“Moderately funky” is not usually a tempo marking you see on a classical music score—unless it’s the music of Marc Mellits.
Mellits has a gift for animating his chamber music with funky grooves and driving beats. Sometimes called a miniaturist, he frequently uses small, contrasting sections to create one large, dynamic work with a rich emotional palette.
In his newest album, Smoke, all of this works together to create lively and diverse additions to the classical genre. Featuring the adventurous ensemble New Music Detroit, the album unfolds across 23 tracks, most just short movements of one to three minutes each. As a collection of diverse musical snippets, Smoke creates the effect of meandering through a city of street performers and finding yourself captivated by the wide range of musical worlds.
Encompassing eight short movements, the title piece is scored for saxophone, guitar, marimba, and percussion. Smoke explores the timbral possibilities of the ensemble as it traverses through wide-ranging genre influences: funky saxophone grooves, distorted electric guitar, circling marimba motives that create a soundscape ambience. This makes for a piece that is dramatic, complex, at times jarring, but always accessible.
The same could be said for Red, a six-movement piece for two marimbas. The intricate interlocking patterns—impressively complex for just two players—create a colorful array of harmonies and textures. While it’s no surprise that the bright, gentle timbre of the marimba lends itself well to a peaceful aura, Mellits also manages to generate suspense and mystery with dark harmonies and driving rhythms.
Mellits’ String Quartet No. 3 is subtitled Tapas and, like Spanish appetizers, each of its eight movements offers a quick burst of distinct flavor. Though this piece harkens back to traditional classical influences more so than the rest of the album, Tapas also finds ways to subvert expectations. Starting with simple motifs, it rearranges and layers these patterns to create intriguing composite rhythms and lush harmonies.
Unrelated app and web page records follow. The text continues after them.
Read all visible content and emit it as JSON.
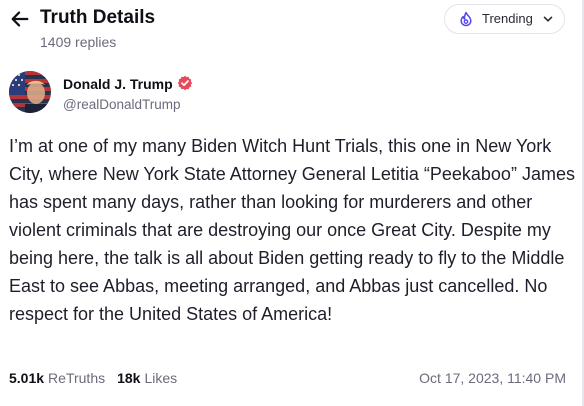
{
  "header": {
    "back_icon": "arrow-left-icon",
    "title": "Truth Details",
    "replies": "1409 replies",
    "sort": {
      "icon": "flame-icon",
      "label": "Trending",
      "chevron_icon": "chevron-down-icon"
    }
  },
  "post": {
    "author": {
      "name": "Donald J. Trump",
      "handle": "@realDonaldTrump",
      "verified_icon": "verified-badge-icon",
      "verified_color": "#e44b5b"
    },
    "text": "I’m at one of my many Biden Witch Hunt Trials, this one in New York City, where New York State Attorney General Letitia “Peekaboo” James has spent many days, rather than looking for murderers and other violent criminals that are destroying our once Great City. Despite my being here, the talk is all about Biden getting ready to fly to the Middle East to see Abbas, meeting arranged, and Abbas just cancelled. No respect for the United States of America!",
    "stats": {
      "retruths_count": "5.01k",
      "retruths_label": "ReTruths",
      "likes_count": "18k",
      "likes_label": "Likes"
    },
    "timestamp": "Oct 17, 2023, 11:40 PM"
  },
  "colors": {
    "accent": "#5448ee",
    "muted": "#6b6b7b",
    "text": "#0f0f16"
  }
}
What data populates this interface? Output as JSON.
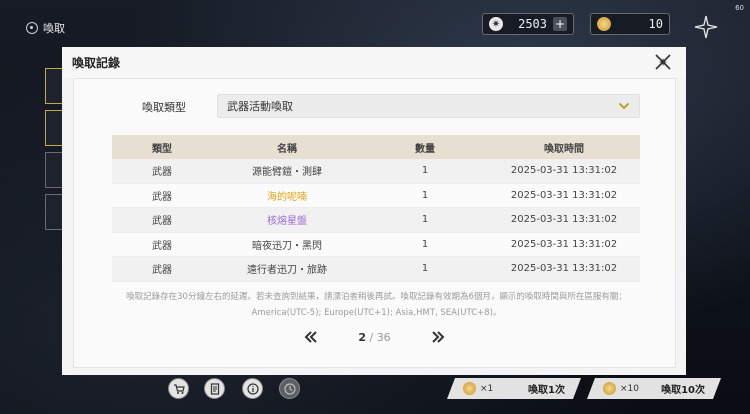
{
  "topbar": {
    "back_label": "喚取",
    "fps": "60",
    "currency1": {
      "value": "2503",
      "plus": "+",
      "icon": "✷"
    },
    "currency2": {
      "value": "10"
    }
  },
  "modal": {
    "title": "喚取記錄",
    "type_label": "喚取類型",
    "type_selected": "武器活動喚取",
    "table": {
      "headers": [
        "類型",
        "名稱",
        "數量",
        "喚取時間"
      ],
      "rows": [
        {
          "type": "武器",
          "name": "源能臂鎧・測肆",
          "qty": "1",
          "time": "2025-03-31 13:31:02",
          "rarity": "normal"
        },
        {
          "type": "武器",
          "name": "海的呢喃",
          "qty": "1",
          "time": "2025-03-31 13:31:02",
          "rarity": "gold"
        },
        {
          "type": "武器",
          "name": "核熔星盤",
          "qty": "1",
          "time": "2025-03-31 13:31:02",
          "rarity": "purple"
        },
        {
          "type": "武器",
          "name": "暗夜迅刀・黑閃",
          "qty": "1",
          "time": "2025-03-31 13:31:02",
          "rarity": "normal"
        },
        {
          "type": "武器",
          "name": "遠行者迅刀・旅跡",
          "qty": "1",
          "time": "2025-03-31 13:31:02",
          "rarity": "normal"
        }
      ]
    },
    "note_line1": "喚取記錄存在30分鐘左右的延遲。若未查詢到結果，請漂泊者稍後再試。喚取記錄有效期為6個月，顯示的喚取時間與所在區服有關：",
    "note_line2": "America(UTC-5); Europe(UTC+1); Asia,HMT, SEA(UTC+8)。",
    "pager": {
      "current": "2",
      "separator": "/",
      "total": "36"
    }
  },
  "bottom": {
    "summon1": {
      "mult": "×1",
      "label": "喚取1次"
    },
    "summon10": {
      "mult": "×10",
      "label": "喚取10次"
    }
  },
  "colors": {
    "gold": "#e0a50f",
    "purple": "#9a6bcf",
    "header_bg": "#e7dfd2"
  }
}
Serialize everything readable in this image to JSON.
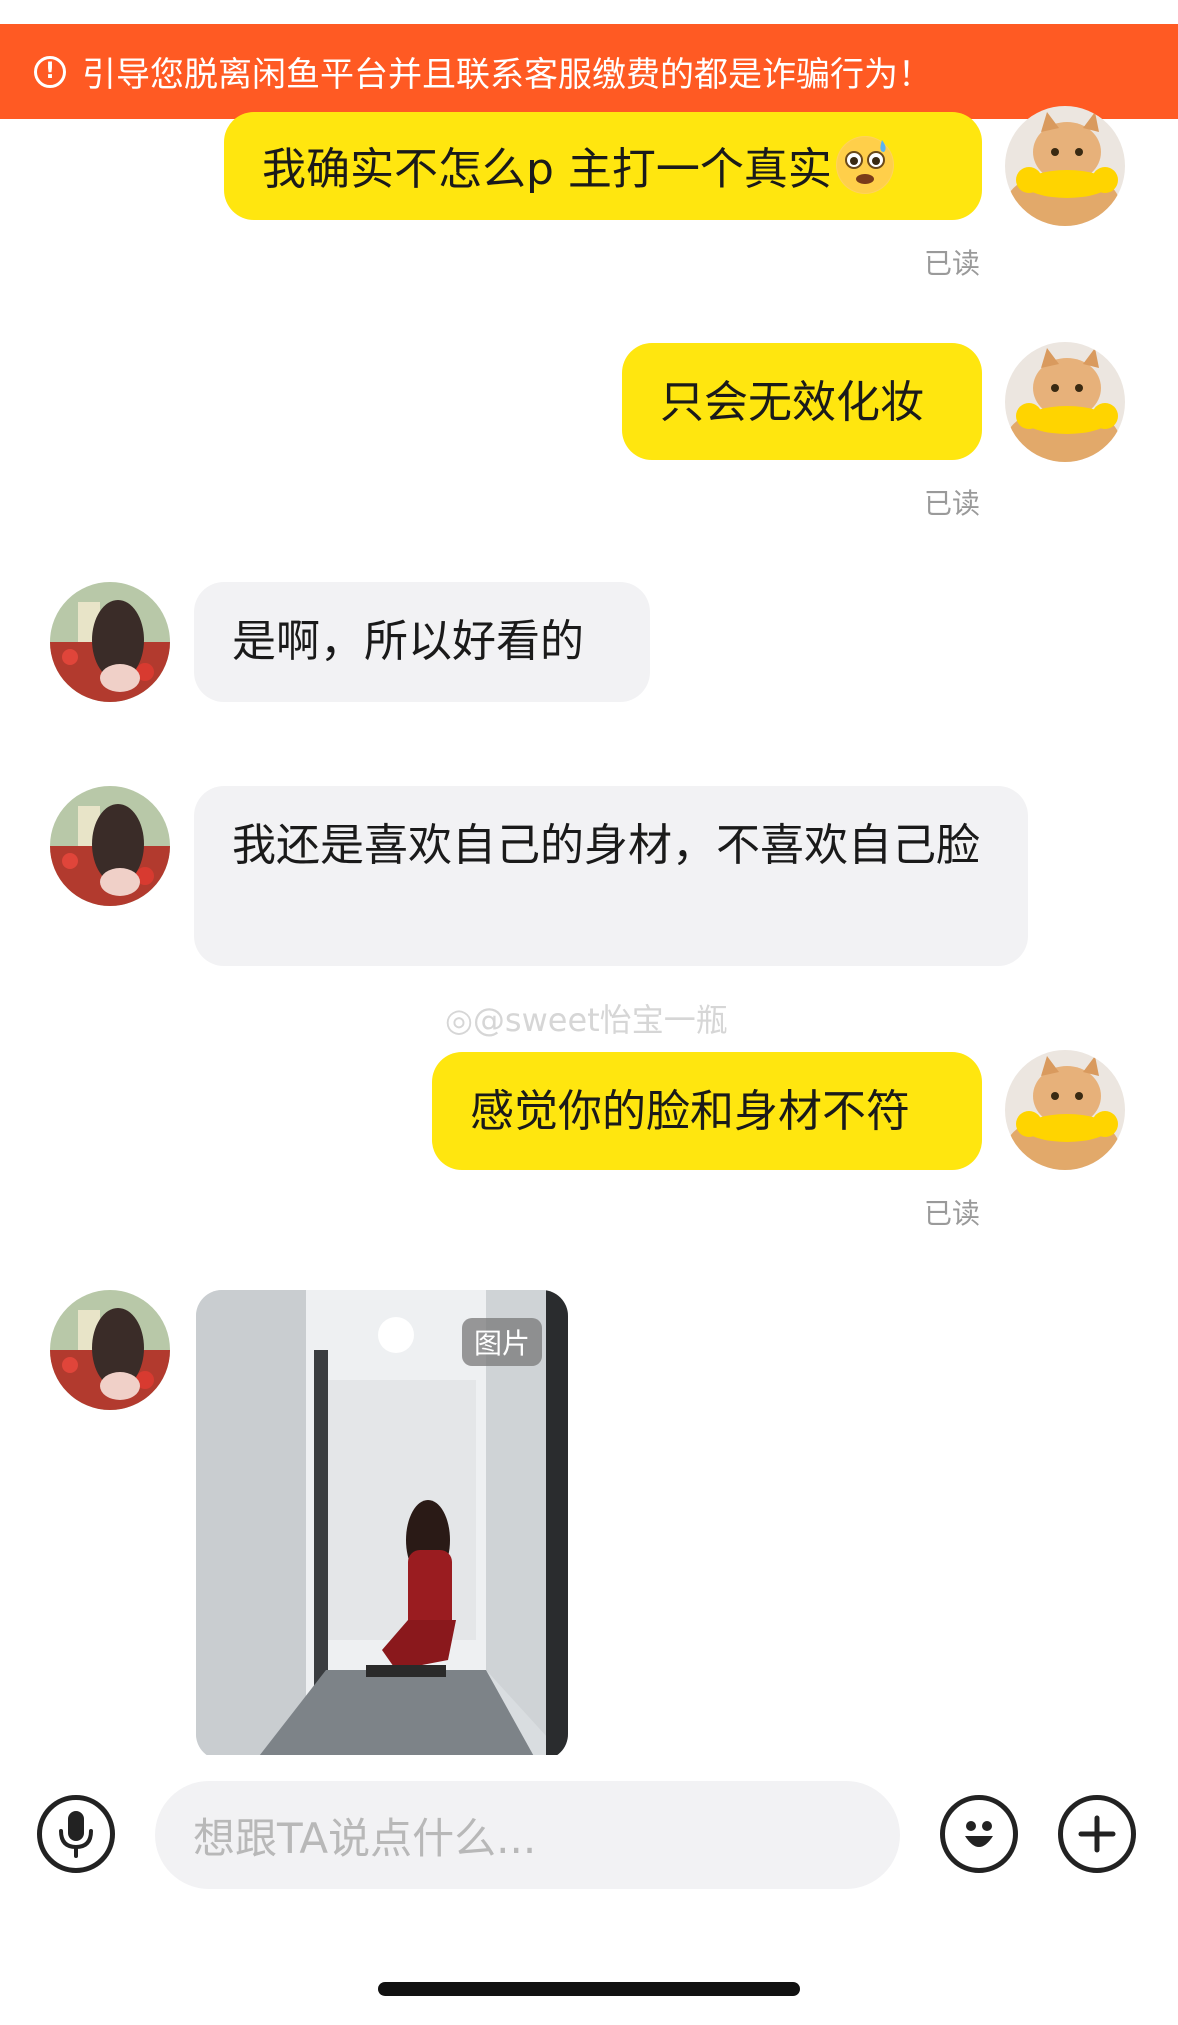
{
  "banner": {
    "text": "引导您脱离闲鱼平台并且联系客服缴费的都是诈骗行为！",
    "icon": "warning-circle-icon"
  },
  "messages": [
    {
      "side": "out",
      "text": "我确实不怎么p 主打一个真实",
      "status": "已读",
      "emoji": "anxious-face-emoji"
    },
    {
      "side": "out",
      "text": "只会无效化妆",
      "status": "已读"
    },
    {
      "side": "in",
      "text": "是啊，所以好看的"
    },
    {
      "side": "in",
      "text": "我还是喜欢自己的身材，不喜欢自己脸"
    },
    {
      "side": "out",
      "text": "感觉你的脸和身材不符",
      "status": "已读"
    },
    {
      "side": "in",
      "type": "image",
      "tag": "图片"
    }
  ],
  "watermark": "@sweet怡宝一瓶",
  "input": {
    "placeholder": "想跟TA说点什么..."
  },
  "icons": {
    "voice": "microphone-icon",
    "emoji": "smiley-icon",
    "more": "plus-icon"
  },
  "colors": {
    "banner": "#ff5a23",
    "outgoing_bubble": "#ffe60f",
    "incoming_bubble": "#f2f2f4"
  }
}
The quartet introduces different bowing and plucking techniques over time to create unusual timbres, adding to the rich texture. Like the rest of the album, Tapas is highly emotional, but difficult to interpret: as it alternates between dark and hopeful themes, distinctions begin to blur, yielding a powerful and bittersweet combination.
Prime—scored for bass clarinet, baritone saxophone, two percussionists, and piano—unfolds in one long movement that traverses through wildly different sound worlds. Percussion and baritone saxophone take the lead in the beginning with a suspenseful, funk-influenced theme, but the piece transitions on a dime into a soft, slow, and melancholy piano interlude. Mellits bounces back and forth between the disparate musical styles but eventually, the ideas begin to integrate; the sultry sax and clarinet mingle with the delicate, gloomy piano and percussion theme to create a beautifully unorthodox mix of moods and timbres.
Smoke is a fascinating experiment in construction and integration, piecing together works with short, contrasting movements and diverse musical influences. Yet each unique flavor unites to create a delectable whole: the complete and complex palette of Marc Mellits.